GUANTANAMO BAY, Cuba -- Joint Task Force Guantanamo troopers got the opportunity to showcase their skills as Sgt. Maj. of the Army Daniel A. Dailey visited U.S. Naval Station Guantanamo Bay for the first time in Cuba, to attend the 241st Army Birthday Ball, tour various JTF GTMO and NSGB facilities and speak with troopers, June 11 and 12.

"I got to experience everything from my reception to the time I traveled around to see all the great missions that our Soldiers, Sailors, Airmen, Marines and Coast Guardsmen are doing across the island," said Dailey. "It has been a great opportunity for them to really showcase their professionalism."

Dailey visited with service members from all branches of the military as part of his tour of JTF GTMO. U.S. Navy Petty Officer 2nd Class Kelley Yang, a JTF GTMO Trooper, joined several Soldiers for lunch with the sergeant major of the Army.

We are all part of the same family at JTF GTMO, said Yang. The Navy, Army, Coast Guard and Air Force all work together every day to complete the mission here.

During a luncheon with junior enlisted Troopers, Dailey answered questions and got feedback on current and possible future policies for the Army. Troopers asked Dailey questions ranging from education to changes in promotion requirements.

"We are working a lot of policies as always in the United States Army, but some of the most recent that we are working that are going to affect the Soldiers that I am really excited about is Army University," said Dailey. "It is truly going to give us the ability to give our Soldiers academic equivalent credit for the work that they do and their institutional training, as well as their technical training. We're working on accrediting them so they have a future for job opportunities in those technical skills once they get out of the Army."

Command Sgt. Maj. James Hummel, the command sergeant major for the Joint Detention Group, headed the JTF GTMO tour for Dailey along with the Joint Visitors Group.

"He met with 600 plus Soldiers and Troopers at their work places and throughout Joint Task Force Guantanamo, fielding countless questions ranging from future force structure, Noncommissioned Officers Education System, physical training and quality of life issues," said Hummel. "He met with all levels of the task force and took the time to answer every question asked of him.
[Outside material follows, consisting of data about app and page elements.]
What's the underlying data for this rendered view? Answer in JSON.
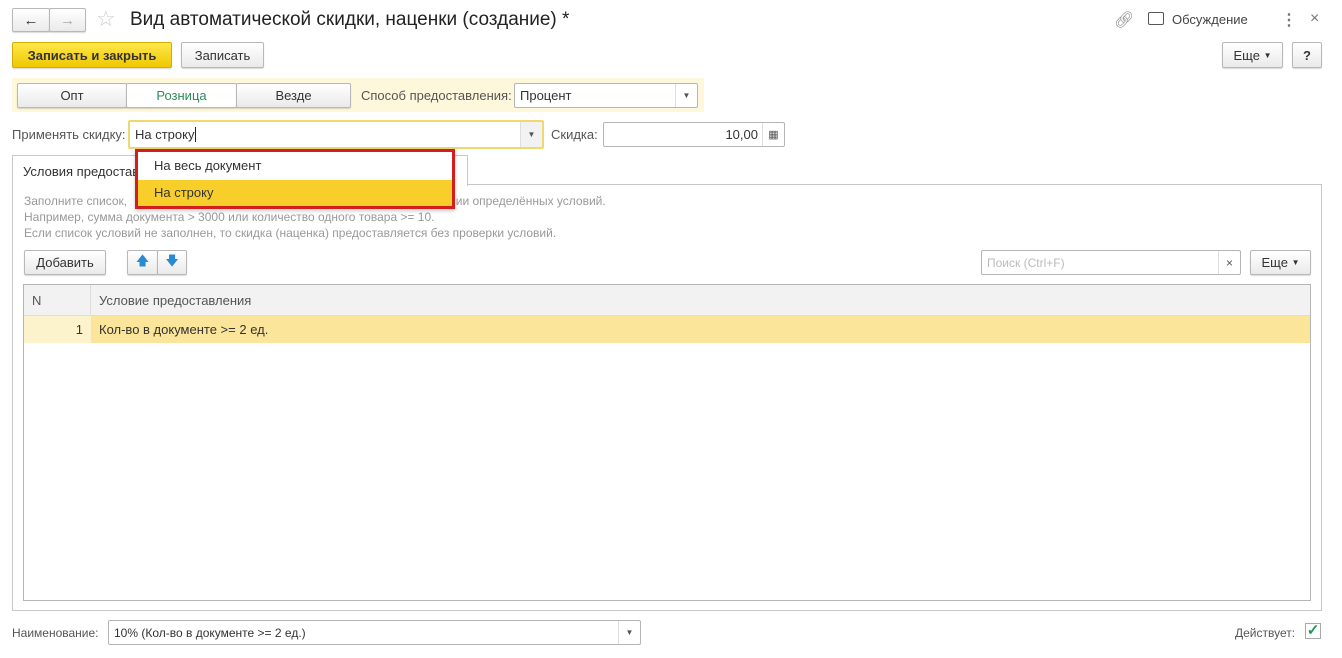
{
  "window": {
    "title": "Вид автоматической скидки, наценки (создание) *",
    "discussion": "Обсуждение"
  },
  "toolbar": {
    "save_close": "Записать и закрыть",
    "save": "Записать",
    "more": "Еще",
    "help": "?"
  },
  "segments": {
    "items": [
      "Опт",
      "Розница",
      "Везде"
    ],
    "active": 1
  },
  "method": {
    "label": "Способ предоставления:",
    "value": "Процент"
  },
  "apply": {
    "label": "Применять скидку:",
    "value": "На строку"
  },
  "discount": {
    "label": "Скидка:",
    "value": "10,00"
  },
  "dropdown": {
    "options": [
      "На весь документ",
      "На строку"
    ],
    "selected": 1
  },
  "tab": {
    "label": "Условия предоставления"
  },
  "hint": {
    "line1_start": "Заполните список,",
    "line1_end": "нии определённых условий.",
    "line2": "Например, сумма документа > 3000 или количество одного товара >= 10.",
    "line3": "Если список условий не заполнен, то скидка (наценка) предоставляется без проверки условий."
  },
  "list_toolbar": {
    "add": "Добавить",
    "search_placeholder": "Поиск (Ctrl+F)",
    "clear": "×",
    "more": "Еще"
  },
  "table": {
    "columns": [
      "N",
      "Условие предоставления"
    ],
    "rows": [
      {
        "n": "1",
        "condition": "Кол-во в документе >= 2 ед."
      }
    ]
  },
  "footer": {
    "name_label": "Наименование:",
    "name_value": "10% (Кол-во в документе >= 2 ед.)",
    "active_label": "Действует:",
    "active": true
  },
  "colors": {
    "accent": "#f5d327",
    "selected_row": "#fbe59a",
    "highlight_border": "#d31e1e",
    "active_segment_text": "#2e8b57"
  }
}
He even promoted a Soldier to private first class, which was once in a lifetime opportunity for the Solider and the others who witnessed it."

Not only did Dailey tour JTF GTMO facilities and work spaces, he also took a toured the Troopers housing and living areas, including the Gold Hill and the Camp America Housing Units.
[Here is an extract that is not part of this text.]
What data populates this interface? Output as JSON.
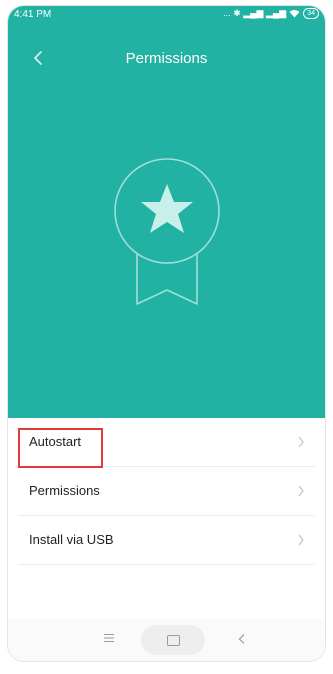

"We got to get barracks here if this is going to endure," Dailey said. "That is what we need. Our Soldiers are around the world, all over the globe, doing tough missions, just like the Soldiers here in Guantanamo Bay. Their mission is a critical part of our success as the Army."

Troopers are still commenting about how much they appreciated him visiting JTF GTMO and remain impressed with how he was engaging with them, said Hummel.

"My hope is that, at every level, we follow his example of engaging Soldiers in the down to earth fashion he demonstrated, talk with them and listen to their concerns as the Soldier is our most important asset," said Hummel. "On behalf of all the Soldiers and troopers, I thank the sergeant major of the Army for spending time visiting with the Soldiers. His message of 'Readiness' is burning strong in each one of us."